Possibly my favorite organization scheme in the Bay Area, however, belongs to the Morris’ wine list, which is a beautiful, meandering reflection of owner Paul Einbund’s personal taste in wine. Some sections of the list are geographic (Northern Rhone reds), others are producer-specific (he has a whole two-page chapter devoted to the white wines of Ganevat, a winery in France’s Jura) and others are so wildly specific that you can almost taste them, like “crazy bright, crisp, mineral-driven Burgundy.”
Normally wine lists are a precursor to deliciousness. But that’s the rare wine list that can actually make you salivate just from reading.
P.S. I have a story out this week about a strange dispute between a vintner and his environmentalist neighbor in Napa Valley’s Atlas Peak area. A controversy over whether a vineyard planting would destroy vernal pools eventually led to a libel lawsuit, restraining orders and, allegedly, bullet holes. Read it here.
Where I’m drinking
While we’re on the subject of great wine lists, I was in Santa Cruz last weekend and stopped into Bad Animal (1011 Cedar St., Santa Cruz) for a pre-concert drink and snack — and was completely unprepared for how charming it would be. It’s a bookstore as well as a wine bar and restaurant (plus it has a few retail shelves), and as a wine-loving book nerd, it totally has my number.
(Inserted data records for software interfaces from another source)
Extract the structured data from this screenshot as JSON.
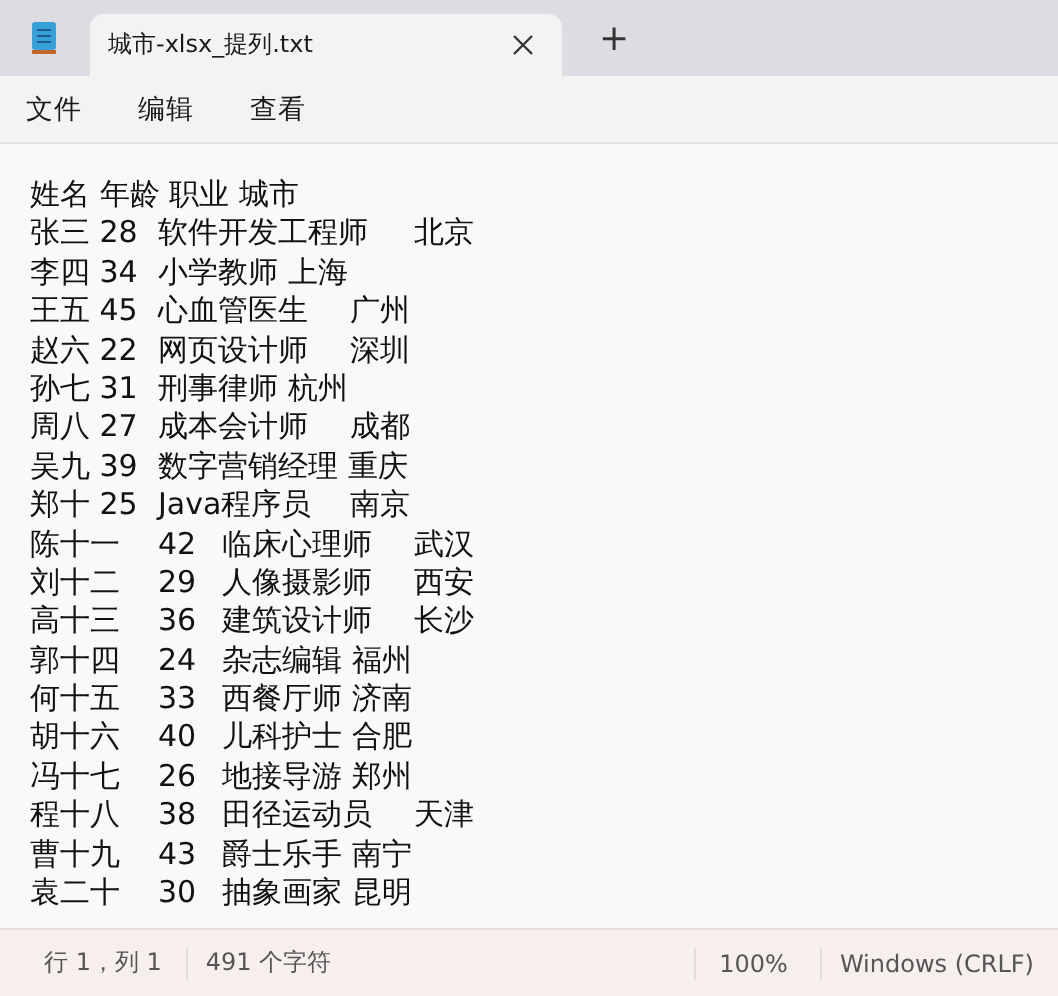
{
  "tabs": [
    {
      "title": "城市-xlsx_提列.txt",
      "selected": true
    }
  ],
  "new_tab": "+",
  "menu": [
    "文件",
    "编辑",
    "查看"
  ],
  "editor": {
    "lines": [
      "姓名 年龄 职业 城市",
      "张三 28\t软件开发工程师\t北京",
      "李四 34\t小学教师 上海",
      "王五 45\t心血管医生\t广州",
      "赵六 22\t网页设计师\t深圳",
      "孙七 31\t刑事律师 杭州",
      "周八 27\t成本会计师\t成都",
      "吴九 39\t数字营销经理 重庆",
      "郑十 25\tJava程序员\t南京",
      "陈十一\t42\t临床心理师\t武汉",
      "刘十二\t29\t人像摄影师\t西安",
      "高十三\t36\t建筑设计师\t长沙",
      "郭十四\t24\t杂志编辑 福州",
      "何十五\t33\t西餐厅师 济南",
      "胡十六\t40\t儿科护士 合肥",
      "冯十七\t26\t地接导游 郑州",
      "程十八\t38\t田径运动员\t天津",
      "曹十九\t43\t爵士乐手 南宁",
      "袁二十\t30\t抽象画家 昆明"
    ]
  },
  "status_bar": {
    "position": "行 1，列 1",
    "characters": "491 个字符",
    "zoom": "100%",
    "line_ending": "Windows (CRLF)"
  }
}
I munched on a big spread of crudites with honey-miso dip alongside a glass of delicious 10-year-old pet-nat, which had enough richness and tension that it could have almost passed for Champagne, and then had a hearty slice of chicken liver mousse toast with a glass of the Stagaire Sweat Dreams, a wildly tropical blend of Contra Costa Chardonnay and Muscat from Santa Cruz winemaker Brent Mayeaux.
In anticipation of SF Beer Week 2020 (Feb. 7-16), we’re getting ready to induct a new class of beers into The Chronicle’s NorCal Beer Hall of Fame. We’re asking for readers to vote on which five beers should be canonized in 2020, so cast your vote! The poll is open through Feb. 1. And stay tuned for a lot more Beer Week coverage, coming soon.
What I’m reading
• It looks like some of the wine tariffs have been avoided, at least for now. President Trump reached a truce with French President Emmanuel Macron earlier this week, agreeing to hold off on tariff escalation in exchange for an easing of France’s Digital Services Tax. The other set of tariffs affecting a broader range of European Union goods could still go through; meanwhile, a 25% tax on European wines that took effect last October is still in effect.
• Another famous Bordeaux family has set roots in Napa Valley. Daniel and Florence Cathiard, who own Chateau Smith-Haut-Lafitte, have purchased Flora Springs winery, Wine Spectator reports. The deal comes with 280 acres of land.
• Elsewhere in Wine Spectator: The smoke taint lawsuits are coming in. Vintage Wine Estates and Kunde Family winery have sued their insurance companies for refusing to compensate them for grapes lost to smoke taint. (Here’s more on smoke taint.)
• I’ve enjoyed nice examples of pechuga, a type of mezcal that’s distilled with a chicken or turkey breast. In Punch, Noah Arenstein explains why this traditional spirit might be flying off the rails, as producers eschew the traditional poultry and instead add ingredients like pineapple and mango and even iguana and snake.
• On The Press, Mike Dunne has a complete guide to the top wineries of Calaveras County, a beautiful section of the Sierra foothills that’s located conveniently on the road between the Bay Area and winter destinations like Bear Valley and South Lake Tahoe.
Drinking with Esther is a weekly newsletter from The Chronicle’s wine critic. Follow along on Twitter: @Esther_Mobley and Instagram: @esthermob
Source: Thanks https://www.sfchronicle.com/wine/article/Yes-restaurant-wine-lists-are-confusing-but-14996534.php